Records from a data source:
"""
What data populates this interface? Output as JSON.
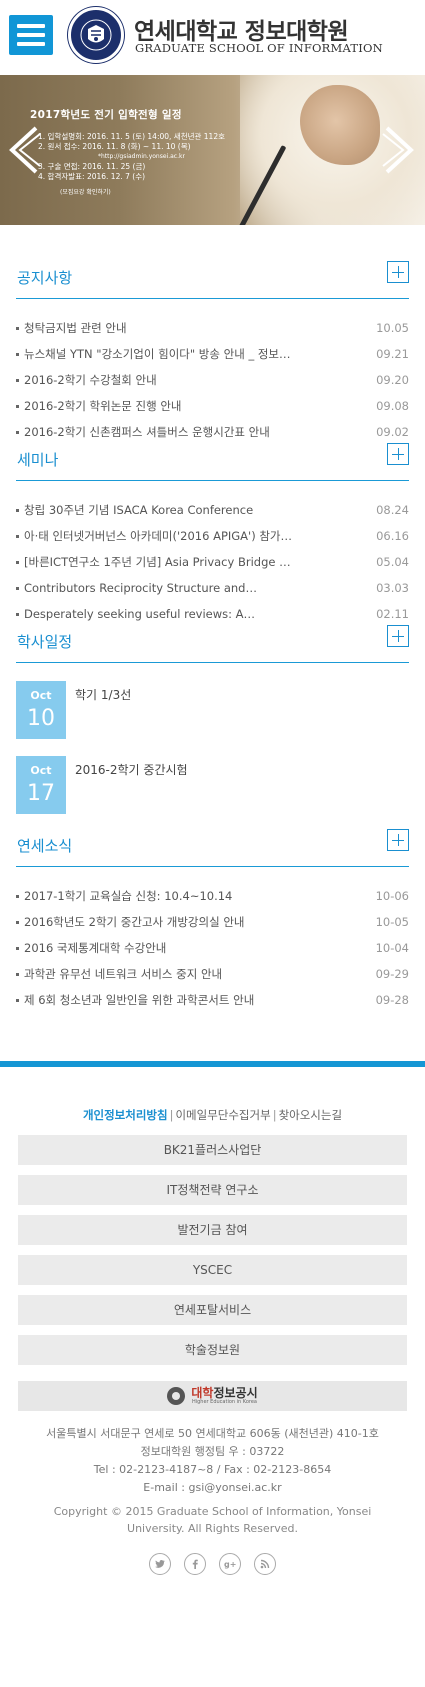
{
  "header": {
    "logo_ko": "연세대학교 정보대학원",
    "logo_en": "GRADUATE SCHOOL OF INFORMATION",
    "emblem_text": "YONSEI UNIVERSITY"
  },
  "hero": {
    "title": "2017학년도 전기 입학전형 일정",
    "lines": [
      "1. 입학설명회: 2016. 11. 5 (토) 14:00, 새천년관 112호",
      "2. 원서  접수: 2016. 11. 8 (화) ~ 11. 10 (목)",
      "*http://gsiadmin.yonsei.ac.kr",
      "3. 구술  면접: 2016. 11. 25 (금)",
      "4. 합격자발표: 2016. 12. 7 (수)",
      "(모집요강 확인하기)"
    ]
  },
  "sections": {
    "notice": {
      "title": "공지사항",
      "items": [
        {
          "title": "청탁금지법 관련 안내",
          "date": "10.05"
        },
        {
          "title": "뉴스채널 YTN \"강소기업이 힘이다\" 방송 안내 _ 정보…",
          "date": "09.21"
        },
        {
          "title": "2016-2학기 수강철회 안내",
          "date": "09.20"
        },
        {
          "title": "2016-2학기 학위논문 진행 안내",
          "date": "09.08"
        },
        {
          "title": "2016-2학기 신촌캠퍼스 셔틀버스 운행시간표 안내",
          "date": "09.02"
        }
      ]
    },
    "seminar": {
      "title": "세미나",
      "items": [
        {
          "title": "창립 30주년 기념 ISACA Korea Conference",
          "date": "08.24"
        },
        {
          "title": "아·태 인터넷거버넌스 아카데미('2016 APIGA') 참가…",
          "date": "06.16"
        },
        {
          "title": "[바른ICT연구소 1주년 기념] Asia Privacy Bridge …",
          "date": "05.04"
        },
        {
          "title": "Contributors Reciprocity Structure and…",
          "date": "03.03"
        },
        {
          "title": "Desperately seeking useful reviews: A…",
          "date": "02.11"
        }
      ]
    },
    "schedule": {
      "title": "학사일정",
      "items": [
        {
          "month": "Oct",
          "day": "10",
          "title": "학기 1/3선"
        },
        {
          "month": "Oct",
          "day": "17",
          "title": "2016-2학기 중간시험"
        }
      ]
    },
    "news": {
      "title": "연세소식",
      "items": [
        {
          "title": "2017-1학기 교육실습 신청: 10.4~10.14",
          "date": "10-06"
        },
        {
          "title": "2016학년도 2학기 중간고사 개방강의실 안내",
          "date": "10-05"
        },
        {
          "title": "2016 국제통계대학 수강안내",
          "date": "10-04"
        },
        {
          "title": "과학관 유무선 네트워크 서비스 중지 안내",
          "date": "09-29"
        },
        {
          "title": "제 6회 청소년과 일반인을 위한 과학콘서트 안내",
          "date": "09-28"
        }
      ]
    }
  },
  "footer": {
    "links": [
      "개인정보처리방침",
      "이메일무단수집거부",
      "찾아오시는길"
    ],
    "buttons": [
      "BK21플러스사업단",
      "IT정책전략 연구소",
      "발전기금 참여",
      "YSCEC",
      "연세포탈서비스",
      "학술정보원"
    ],
    "disclosure": {
      "ko_red": "대학",
      "ko_rest": "정보공시",
      "en": "Higher Education in Korea"
    },
    "address": [
      "서울특별시 서대문구 연세로 50 연세대학교 606동 (새천년관) 410-1호",
      "정보대학원 행정팀 우 : 03722",
      "Tel : 02-2123-4187~8 /   Fax : 02-2123-8654",
      "E-mail : gsi@yonsei.ac.kr"
    ],
    "copyright": "Copyright © 2015 Graduate School of Information, Yonsei University. All Rights Reserved.",
    "social": [
      "twitter-icon",
      "facebook-icon",
      "google-plus-icon",
      "rss-icon"
    ]
  },
  "colors": {
    "accent": "#1596d4",
    "calendar": "#86cbee",
    "button_bg": "#ebebeb"
  }
}
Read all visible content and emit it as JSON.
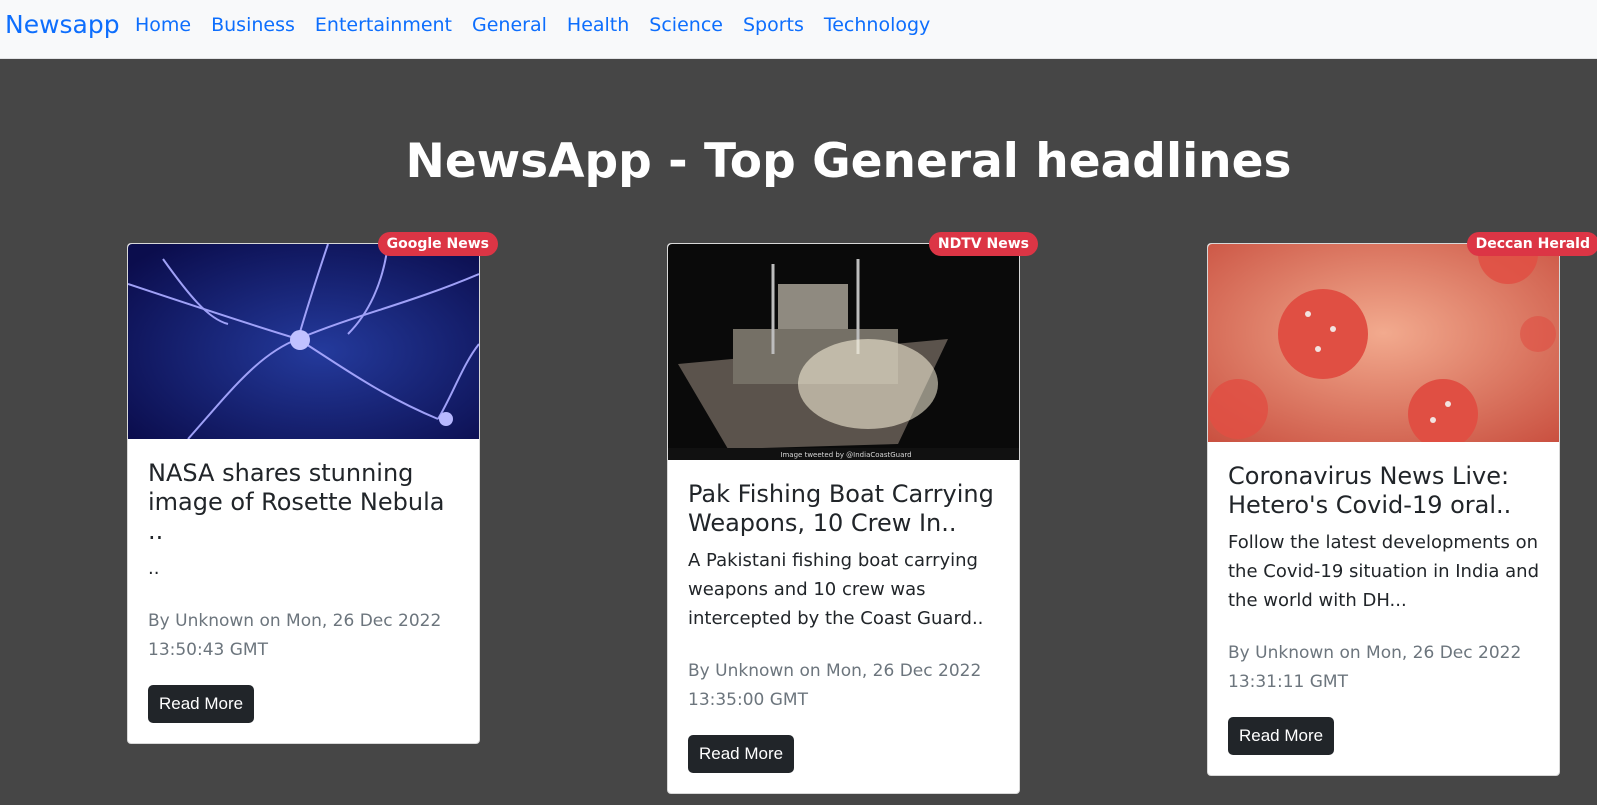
{
  "navbar": {
    "brand": "Newsapp",
    "links": [
      "Home",
      "Business",
      "Entertainment",
      "General",
      "Health",
      "Science",
      "Sports",
      "Technology"
    ]
  },
  "page": {
    "title": "NewsApp - Top General headlines"
  },
  "articles": [
    {
      "source": "Google News",
      "title": "NASA shares stunning image of Rosette Nebula ..",
      "description": "..",
      "meta": "By Unknown on Mon, 26 Dec 2022 13:50:43 GMT",
      "button": "Read More",
      "image_theme": "neurons"
    },
    {
      "source": "NDTV News",
      "title": "Pak Fishing Boat Carrying Weapons, 10 Crew In..",
      "description": "A Pakistani fishing boat carrying weapons and 10 crew was intercepted by the Coast Guard..",
      "meta": "By Unknown on Mon, 26 Dec 2022 13:35:00 GMT",
      "button": "Read More",
      "image_caption": "Image tweeted by @IndiaCoastGuard",
      "image_theme": "boat"
    },
    {
      "source": "Deccan Herald",
      "title": "Coronavirus News Live: Hetero's Covid-19 oral..",
      "description": "Follow the latest developments on the Covid-19 situation in India and the world with DH...",
      "meta": "By Unknown on Mon, 26 Dec 2022 13:31:11 GMT",
      "button": "Read More",
      "image_theme": "virus"
    }
  ]
}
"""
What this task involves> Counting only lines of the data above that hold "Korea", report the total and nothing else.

Exercise output> 2